    There are far too many great hikes in Hawaii to list, but some of the best are: Kalalau Trail and Hanakapiai Beach Hike (Kauai); Pipiwai Trail (Maui); Manoa Falls Trail and Diamond Head Crater Summit Trail (Oahu); and Muliwai Trail and Kilauea Iki Trail (the Big Island).

  • 11. Where should beginners learn to surf in Hawaii?

    There are great surfing spots on many of Hawaii’s islands, but the most popular for learning are on Oahu (Waikiki Beach and the North Shore) and Maui (Lahaina and Kihei).

  • 12. What are the best souvenirs from Hawaii?

    What are the best souvenirs from Hawaii?

    Everyone you know is sure to want a gift from your Hawaiian travels. These are a few of the best things to bring home: 

    1. Hawaiian fashions like shirts, skirts, and muumuus
    2. Artwork
    3. Coffee
    4. Coconut oil products
    5. Hawaiian music
    6. Sea salt products
    7. Hawaiian quilts
    8. Koa wood
    9. Jewelry
    10. Lauhala hats
    11. Ukuleles
  • 13. What is there to do on each Hawaiian island?
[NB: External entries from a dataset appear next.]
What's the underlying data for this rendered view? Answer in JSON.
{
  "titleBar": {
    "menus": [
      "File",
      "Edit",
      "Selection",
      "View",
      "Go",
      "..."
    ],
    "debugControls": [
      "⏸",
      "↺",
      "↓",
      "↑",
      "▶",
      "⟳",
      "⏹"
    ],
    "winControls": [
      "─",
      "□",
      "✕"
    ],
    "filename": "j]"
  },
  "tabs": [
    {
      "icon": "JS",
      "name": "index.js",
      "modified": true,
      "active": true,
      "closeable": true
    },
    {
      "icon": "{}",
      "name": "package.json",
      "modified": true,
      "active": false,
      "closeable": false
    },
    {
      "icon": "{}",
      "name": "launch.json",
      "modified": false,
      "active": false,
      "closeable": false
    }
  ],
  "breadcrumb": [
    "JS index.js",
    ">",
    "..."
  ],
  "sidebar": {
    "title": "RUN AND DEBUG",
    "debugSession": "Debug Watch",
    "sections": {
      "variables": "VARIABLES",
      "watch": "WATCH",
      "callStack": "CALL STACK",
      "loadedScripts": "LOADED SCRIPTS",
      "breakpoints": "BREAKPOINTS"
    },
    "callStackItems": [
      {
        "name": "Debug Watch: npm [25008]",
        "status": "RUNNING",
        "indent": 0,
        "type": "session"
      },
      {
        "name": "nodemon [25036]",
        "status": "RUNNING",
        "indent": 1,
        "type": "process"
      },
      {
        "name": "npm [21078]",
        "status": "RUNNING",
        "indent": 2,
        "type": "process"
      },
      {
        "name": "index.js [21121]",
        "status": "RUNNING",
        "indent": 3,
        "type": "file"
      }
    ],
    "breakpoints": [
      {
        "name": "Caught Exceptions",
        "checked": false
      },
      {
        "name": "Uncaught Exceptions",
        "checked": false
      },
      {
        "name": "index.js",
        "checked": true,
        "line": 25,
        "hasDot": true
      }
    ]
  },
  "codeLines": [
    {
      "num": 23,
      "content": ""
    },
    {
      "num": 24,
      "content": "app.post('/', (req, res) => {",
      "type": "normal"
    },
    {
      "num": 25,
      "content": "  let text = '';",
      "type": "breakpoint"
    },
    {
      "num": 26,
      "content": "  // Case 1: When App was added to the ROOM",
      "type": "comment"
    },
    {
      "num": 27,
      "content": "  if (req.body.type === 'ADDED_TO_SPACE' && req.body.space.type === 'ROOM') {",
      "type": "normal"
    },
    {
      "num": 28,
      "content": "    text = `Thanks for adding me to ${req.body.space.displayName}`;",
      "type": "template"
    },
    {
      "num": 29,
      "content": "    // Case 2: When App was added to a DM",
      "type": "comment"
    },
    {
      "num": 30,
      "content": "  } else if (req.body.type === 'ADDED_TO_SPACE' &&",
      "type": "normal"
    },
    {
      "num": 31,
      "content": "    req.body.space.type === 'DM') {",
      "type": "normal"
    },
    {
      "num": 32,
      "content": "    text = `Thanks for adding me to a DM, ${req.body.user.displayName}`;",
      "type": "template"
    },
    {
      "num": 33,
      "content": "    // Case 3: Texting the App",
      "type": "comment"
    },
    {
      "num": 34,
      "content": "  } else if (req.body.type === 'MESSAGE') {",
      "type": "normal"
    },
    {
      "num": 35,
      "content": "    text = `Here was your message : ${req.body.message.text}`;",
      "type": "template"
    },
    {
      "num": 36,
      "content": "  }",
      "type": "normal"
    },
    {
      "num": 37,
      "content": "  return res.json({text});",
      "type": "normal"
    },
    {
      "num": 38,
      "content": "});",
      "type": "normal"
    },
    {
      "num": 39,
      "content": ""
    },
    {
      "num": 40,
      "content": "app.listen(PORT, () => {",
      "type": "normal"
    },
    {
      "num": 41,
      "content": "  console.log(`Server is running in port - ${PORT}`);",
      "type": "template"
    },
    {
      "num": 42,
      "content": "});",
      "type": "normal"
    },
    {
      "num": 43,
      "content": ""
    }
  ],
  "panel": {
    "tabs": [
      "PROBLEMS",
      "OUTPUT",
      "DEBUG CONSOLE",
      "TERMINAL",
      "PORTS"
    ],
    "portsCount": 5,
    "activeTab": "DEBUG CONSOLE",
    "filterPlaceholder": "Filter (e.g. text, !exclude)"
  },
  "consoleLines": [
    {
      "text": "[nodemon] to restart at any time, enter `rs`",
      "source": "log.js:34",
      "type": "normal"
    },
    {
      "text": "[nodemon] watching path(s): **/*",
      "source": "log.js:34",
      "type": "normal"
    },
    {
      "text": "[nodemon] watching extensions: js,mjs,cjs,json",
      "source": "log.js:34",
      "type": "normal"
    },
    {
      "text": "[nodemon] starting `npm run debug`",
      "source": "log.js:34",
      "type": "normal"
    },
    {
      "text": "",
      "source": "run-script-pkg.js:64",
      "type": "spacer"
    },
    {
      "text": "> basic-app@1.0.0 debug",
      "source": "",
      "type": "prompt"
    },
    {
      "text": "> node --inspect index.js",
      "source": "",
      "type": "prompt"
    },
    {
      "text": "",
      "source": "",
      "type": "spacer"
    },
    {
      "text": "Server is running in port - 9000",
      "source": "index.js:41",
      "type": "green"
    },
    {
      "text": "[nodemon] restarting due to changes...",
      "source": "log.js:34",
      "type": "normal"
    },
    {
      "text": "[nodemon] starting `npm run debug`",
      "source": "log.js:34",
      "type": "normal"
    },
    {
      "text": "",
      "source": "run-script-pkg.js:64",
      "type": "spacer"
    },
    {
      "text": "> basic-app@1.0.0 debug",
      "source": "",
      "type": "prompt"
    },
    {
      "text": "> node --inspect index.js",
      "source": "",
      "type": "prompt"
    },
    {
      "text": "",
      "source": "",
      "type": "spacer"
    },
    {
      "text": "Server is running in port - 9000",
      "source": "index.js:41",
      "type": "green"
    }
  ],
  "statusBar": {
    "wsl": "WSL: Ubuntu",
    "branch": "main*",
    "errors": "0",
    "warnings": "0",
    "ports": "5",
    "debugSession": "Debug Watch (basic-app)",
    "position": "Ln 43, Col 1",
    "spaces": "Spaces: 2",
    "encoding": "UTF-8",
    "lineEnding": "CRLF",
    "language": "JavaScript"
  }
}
    What is there to do on each Hawaiian island?

    Planning a Hawaiian trip can be tough because there are multiple islands to choose to visit with amazing locations and opportunities on each one. I’ve narrowed it down to one must-do adventure for each island. 

    1. The Big Island: Volcanoes National Park
    2. Kauai: The Na Pali Coast
    3. Oahu: Pearl Harbor
    4. Maui: The Road to Hana
    5. Lanai: Horseback riding
    6. Molokai: Kalaupapa National Historic Park